[TASK ITEM] Give the records again in full, exactly as written.

[Data items]
•••••
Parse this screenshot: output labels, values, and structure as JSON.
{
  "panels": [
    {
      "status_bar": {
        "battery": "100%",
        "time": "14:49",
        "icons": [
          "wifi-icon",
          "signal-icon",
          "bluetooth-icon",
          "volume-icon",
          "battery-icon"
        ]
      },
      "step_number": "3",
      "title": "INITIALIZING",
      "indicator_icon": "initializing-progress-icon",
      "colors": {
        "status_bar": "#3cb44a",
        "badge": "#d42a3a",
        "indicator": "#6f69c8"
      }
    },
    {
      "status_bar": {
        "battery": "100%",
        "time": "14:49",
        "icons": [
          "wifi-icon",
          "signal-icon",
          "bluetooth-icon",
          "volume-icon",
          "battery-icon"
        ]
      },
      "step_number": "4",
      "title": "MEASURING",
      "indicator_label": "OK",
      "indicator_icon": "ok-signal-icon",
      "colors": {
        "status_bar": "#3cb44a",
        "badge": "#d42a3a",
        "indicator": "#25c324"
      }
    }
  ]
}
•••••
[WRITTEN ANSWER]
Parse this screenshot: output labels, values, and structure as JSON.
{
  "panels": [
    {
      "status_bar": {
        "battery": "100%",
        "time": "14:49",
        "icons": [
          "wifi-icon",
          "signal-icon",
          "bluetooth-icon",
          "volume-icon",
          "battery-icon"
        ]
      },
      "step_number": "3",
      "title": "INITIALIZING",
      "indicator_icon": "initializing-progress-icon",
      "colors": {
        "status_bar": "#3cb44a",
        "badge": "#d42a3a",
        "indicator": "#6f69c8"
      }
    },
    {
      "status_bar": {
        "battery": "100%",
        "time": "14:49",
        "icons": [
          "wifi-icon",
          "signal-icon",
          "bluetooth-icon",
          "volume-icon",
          "battery-icon"
        ]
      },
      "step_number": "4",
      "title": "MEASURING",
      "indicator_label": "OK",
      "indicator_icon": "ok-signal-icon",
      "colors": {
        "status_bar": "#3cb44a",
        "badge": "#d42a3a",
        "indicator": "#25c324"
      }
    }
  ]
}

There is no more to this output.